Performance is important for machine learning, and because computer vision applications are poised to become some of the most popular deep learning applications, Nvidia also added a low-level multimedia API package for Jetson. The package includes a camera API and a V4L2 (Video4Linux2) API.

The camera API gives developers per-frame control over the camera parameters and EGL stream outputs that allow efficient interoperation with Gstreamer and V4L2 pipelines. The V4L2 API includes support for decode, encode, format conversion and scaling functionality. V4L2 encoding gives developers low-level access to features such as bit-rate control, quality presets, low-latency encode, temporal trade-off and motion-vector maps.
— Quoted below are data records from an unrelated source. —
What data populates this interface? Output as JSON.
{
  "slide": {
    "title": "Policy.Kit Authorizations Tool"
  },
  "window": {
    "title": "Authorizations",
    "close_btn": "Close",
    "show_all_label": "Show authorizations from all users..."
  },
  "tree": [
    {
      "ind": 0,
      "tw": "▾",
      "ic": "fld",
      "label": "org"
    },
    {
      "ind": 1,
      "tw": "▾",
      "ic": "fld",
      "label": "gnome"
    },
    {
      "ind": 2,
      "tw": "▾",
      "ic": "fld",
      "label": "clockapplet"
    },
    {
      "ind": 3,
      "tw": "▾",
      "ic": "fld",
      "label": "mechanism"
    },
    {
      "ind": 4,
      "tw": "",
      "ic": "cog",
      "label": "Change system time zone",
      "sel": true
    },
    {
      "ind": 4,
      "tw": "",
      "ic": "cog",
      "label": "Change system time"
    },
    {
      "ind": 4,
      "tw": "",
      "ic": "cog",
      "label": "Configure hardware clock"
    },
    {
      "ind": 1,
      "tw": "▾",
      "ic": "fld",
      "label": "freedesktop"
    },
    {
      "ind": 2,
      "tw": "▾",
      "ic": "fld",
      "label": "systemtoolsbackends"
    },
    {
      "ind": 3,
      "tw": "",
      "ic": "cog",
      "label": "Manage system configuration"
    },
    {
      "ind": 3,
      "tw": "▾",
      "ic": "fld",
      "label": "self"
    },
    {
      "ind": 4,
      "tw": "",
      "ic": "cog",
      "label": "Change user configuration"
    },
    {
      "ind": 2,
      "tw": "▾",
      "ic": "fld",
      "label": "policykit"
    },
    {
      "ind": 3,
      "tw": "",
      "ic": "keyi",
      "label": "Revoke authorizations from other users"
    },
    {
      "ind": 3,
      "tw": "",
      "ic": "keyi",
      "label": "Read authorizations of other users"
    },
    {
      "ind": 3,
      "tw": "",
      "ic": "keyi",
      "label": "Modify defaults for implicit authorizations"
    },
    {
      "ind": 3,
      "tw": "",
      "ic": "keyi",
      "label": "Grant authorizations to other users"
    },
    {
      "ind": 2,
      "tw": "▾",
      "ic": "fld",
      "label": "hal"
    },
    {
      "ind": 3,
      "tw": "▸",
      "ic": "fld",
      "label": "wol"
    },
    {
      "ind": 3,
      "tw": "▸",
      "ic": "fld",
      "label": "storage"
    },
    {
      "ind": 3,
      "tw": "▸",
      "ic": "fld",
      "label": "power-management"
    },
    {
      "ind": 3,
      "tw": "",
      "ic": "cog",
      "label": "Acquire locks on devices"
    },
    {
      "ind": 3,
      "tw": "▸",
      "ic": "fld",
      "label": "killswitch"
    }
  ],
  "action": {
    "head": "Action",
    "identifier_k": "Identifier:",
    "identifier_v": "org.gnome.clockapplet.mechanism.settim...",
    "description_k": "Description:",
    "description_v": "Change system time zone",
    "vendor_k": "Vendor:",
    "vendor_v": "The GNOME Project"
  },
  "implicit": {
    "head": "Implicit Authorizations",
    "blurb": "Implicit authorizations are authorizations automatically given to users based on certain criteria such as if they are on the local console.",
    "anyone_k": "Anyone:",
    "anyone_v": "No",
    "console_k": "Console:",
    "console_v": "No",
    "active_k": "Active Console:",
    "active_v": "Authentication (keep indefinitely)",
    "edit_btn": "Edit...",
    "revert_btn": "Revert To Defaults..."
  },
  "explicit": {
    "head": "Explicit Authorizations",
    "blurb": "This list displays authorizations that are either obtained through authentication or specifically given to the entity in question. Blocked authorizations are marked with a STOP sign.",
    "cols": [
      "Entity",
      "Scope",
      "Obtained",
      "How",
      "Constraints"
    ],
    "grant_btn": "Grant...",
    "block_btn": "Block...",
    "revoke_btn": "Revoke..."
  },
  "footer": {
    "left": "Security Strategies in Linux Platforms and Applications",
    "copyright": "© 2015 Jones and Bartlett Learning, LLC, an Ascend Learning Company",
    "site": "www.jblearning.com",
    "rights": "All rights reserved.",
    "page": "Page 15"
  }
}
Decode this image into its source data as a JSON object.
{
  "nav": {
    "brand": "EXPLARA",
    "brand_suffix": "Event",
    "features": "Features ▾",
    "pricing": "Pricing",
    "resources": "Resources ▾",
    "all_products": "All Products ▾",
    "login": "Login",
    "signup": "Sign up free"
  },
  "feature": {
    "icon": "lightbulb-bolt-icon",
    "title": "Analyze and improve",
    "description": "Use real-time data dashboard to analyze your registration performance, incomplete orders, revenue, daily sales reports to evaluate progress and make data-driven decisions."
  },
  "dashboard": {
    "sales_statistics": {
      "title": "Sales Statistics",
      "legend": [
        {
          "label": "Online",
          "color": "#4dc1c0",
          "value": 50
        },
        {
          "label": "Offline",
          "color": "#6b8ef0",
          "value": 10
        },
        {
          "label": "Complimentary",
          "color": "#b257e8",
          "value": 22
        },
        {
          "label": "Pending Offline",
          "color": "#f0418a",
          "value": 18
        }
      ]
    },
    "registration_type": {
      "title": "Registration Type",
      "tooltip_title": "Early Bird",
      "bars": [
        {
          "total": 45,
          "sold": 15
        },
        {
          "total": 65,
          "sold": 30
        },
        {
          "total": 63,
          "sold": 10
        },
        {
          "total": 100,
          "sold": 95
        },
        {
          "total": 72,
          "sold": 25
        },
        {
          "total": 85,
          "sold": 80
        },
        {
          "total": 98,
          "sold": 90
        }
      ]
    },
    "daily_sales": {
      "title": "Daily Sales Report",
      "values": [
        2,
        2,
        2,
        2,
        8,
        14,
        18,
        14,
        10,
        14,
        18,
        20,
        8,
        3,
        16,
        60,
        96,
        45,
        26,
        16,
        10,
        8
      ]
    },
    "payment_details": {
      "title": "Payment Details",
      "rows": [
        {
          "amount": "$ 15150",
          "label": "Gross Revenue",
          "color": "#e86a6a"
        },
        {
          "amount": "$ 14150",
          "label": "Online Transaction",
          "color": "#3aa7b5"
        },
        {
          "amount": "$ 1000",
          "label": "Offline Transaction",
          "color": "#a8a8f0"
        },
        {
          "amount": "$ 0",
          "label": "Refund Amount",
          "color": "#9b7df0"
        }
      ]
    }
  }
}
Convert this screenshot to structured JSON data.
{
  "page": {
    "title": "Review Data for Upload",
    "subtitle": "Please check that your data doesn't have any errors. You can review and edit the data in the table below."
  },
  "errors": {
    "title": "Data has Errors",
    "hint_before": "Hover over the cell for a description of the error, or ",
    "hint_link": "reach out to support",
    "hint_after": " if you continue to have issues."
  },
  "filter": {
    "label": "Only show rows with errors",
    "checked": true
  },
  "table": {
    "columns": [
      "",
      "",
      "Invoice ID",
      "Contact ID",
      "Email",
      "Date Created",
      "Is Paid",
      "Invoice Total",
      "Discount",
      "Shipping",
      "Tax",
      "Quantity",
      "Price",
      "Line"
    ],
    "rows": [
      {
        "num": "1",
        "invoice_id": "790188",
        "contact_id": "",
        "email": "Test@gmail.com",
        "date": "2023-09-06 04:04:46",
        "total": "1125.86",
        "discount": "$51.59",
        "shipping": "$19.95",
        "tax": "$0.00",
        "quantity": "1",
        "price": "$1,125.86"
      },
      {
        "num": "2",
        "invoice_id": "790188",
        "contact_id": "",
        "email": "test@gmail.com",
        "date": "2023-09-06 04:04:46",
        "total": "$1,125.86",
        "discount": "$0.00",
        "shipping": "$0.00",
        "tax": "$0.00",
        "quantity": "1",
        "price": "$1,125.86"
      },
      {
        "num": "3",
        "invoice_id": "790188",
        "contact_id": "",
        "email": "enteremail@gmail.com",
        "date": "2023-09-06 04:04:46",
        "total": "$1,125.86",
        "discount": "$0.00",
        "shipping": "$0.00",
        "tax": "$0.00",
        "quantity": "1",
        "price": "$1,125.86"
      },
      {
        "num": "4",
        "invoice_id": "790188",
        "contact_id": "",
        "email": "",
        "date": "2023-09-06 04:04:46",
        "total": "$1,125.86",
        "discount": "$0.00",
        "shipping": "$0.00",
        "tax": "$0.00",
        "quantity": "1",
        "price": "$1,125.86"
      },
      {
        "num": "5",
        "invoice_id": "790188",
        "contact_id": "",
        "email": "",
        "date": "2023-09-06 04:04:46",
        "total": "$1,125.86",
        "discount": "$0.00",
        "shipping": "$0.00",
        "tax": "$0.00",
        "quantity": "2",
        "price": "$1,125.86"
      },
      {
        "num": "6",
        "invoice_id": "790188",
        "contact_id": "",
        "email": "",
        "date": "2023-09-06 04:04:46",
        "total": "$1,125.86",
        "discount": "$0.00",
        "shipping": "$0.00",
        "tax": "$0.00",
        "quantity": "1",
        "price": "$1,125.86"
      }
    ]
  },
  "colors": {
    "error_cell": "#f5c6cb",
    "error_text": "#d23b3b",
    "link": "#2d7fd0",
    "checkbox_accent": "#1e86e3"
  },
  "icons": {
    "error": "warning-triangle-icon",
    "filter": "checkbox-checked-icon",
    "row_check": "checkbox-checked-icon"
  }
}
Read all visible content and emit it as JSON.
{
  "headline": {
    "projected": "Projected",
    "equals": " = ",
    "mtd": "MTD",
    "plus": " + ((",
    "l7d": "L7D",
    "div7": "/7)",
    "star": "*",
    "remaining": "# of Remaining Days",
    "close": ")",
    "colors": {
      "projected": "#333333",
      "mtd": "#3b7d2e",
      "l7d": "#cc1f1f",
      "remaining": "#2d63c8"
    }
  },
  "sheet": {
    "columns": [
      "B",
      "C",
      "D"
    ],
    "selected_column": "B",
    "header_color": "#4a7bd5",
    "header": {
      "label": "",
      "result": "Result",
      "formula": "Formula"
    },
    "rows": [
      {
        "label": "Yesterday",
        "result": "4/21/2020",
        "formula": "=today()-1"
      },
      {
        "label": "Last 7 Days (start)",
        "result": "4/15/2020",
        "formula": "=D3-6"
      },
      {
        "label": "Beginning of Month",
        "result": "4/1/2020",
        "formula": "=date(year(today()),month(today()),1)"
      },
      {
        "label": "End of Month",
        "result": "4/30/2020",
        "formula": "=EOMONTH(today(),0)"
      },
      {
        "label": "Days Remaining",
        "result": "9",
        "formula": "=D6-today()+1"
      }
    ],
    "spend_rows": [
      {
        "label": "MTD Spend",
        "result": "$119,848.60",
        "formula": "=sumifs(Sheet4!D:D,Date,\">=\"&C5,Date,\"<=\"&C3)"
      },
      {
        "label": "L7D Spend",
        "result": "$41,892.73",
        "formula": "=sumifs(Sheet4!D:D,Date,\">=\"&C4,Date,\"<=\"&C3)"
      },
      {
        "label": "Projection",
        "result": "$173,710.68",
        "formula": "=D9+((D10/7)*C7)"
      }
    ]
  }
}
The new JetPack 2.3 includes support for Nvidia’s latest CUDA 8 (opens in new tab)GPU programming language. The company also optimized the NVCC (opens in new tab) CUDA compiler, which now achieves a 2x faster compilation time. CUDA 8 supports Nvidia’s accelerated library for graphs analytics and new APIs for half-precision floating-point computation in CUDA kernels. Nvidia also added cuBLAS (opens in new tab) and cuFFT (opens in new tab) libraries.

Leopard Imaging Partnership

Nvidia has partnered with Leopard Imaging Inc. to create camera solutions, such as stereo depth mapping for embedded machine vision applications, as well as for other consumer applications. Developers can use Leopard’s solutions to integrate RAW image sensors with Nvidia’s internal or external image signal processors via CSI or USB interfaces.

The JetPack 2.3 software suite can be downloaded from Nvidia’s website (opens in new tab).

Lucian Armasu is a Contributing Writer for Tom's Hardware US. He covers software news and the issues surrounding privacy and security.
  • Jake Hall
    I didn't understand any of that... I feel like such a piece of <Language, Watch it please.>
  • bit_user
    Impressive that software optimizations accounted for such an improvement. I wonder how much of it is down to simply improving data access patterns.

    For those who don't know, this has 4x A57 cores and 256 Maxwell cores. Memory is dual-channel LPDDR4-1600 w/ 2 MB L2 Cache. 20 nm process node. 512 GFLOPS, single-precision; 1024 GFLOPS @ fp16. ~10 W.

    They call it an "embedded supercomputer". But, in terms of raw performance, a low-end gaming desktop with a GTX 950 is faster.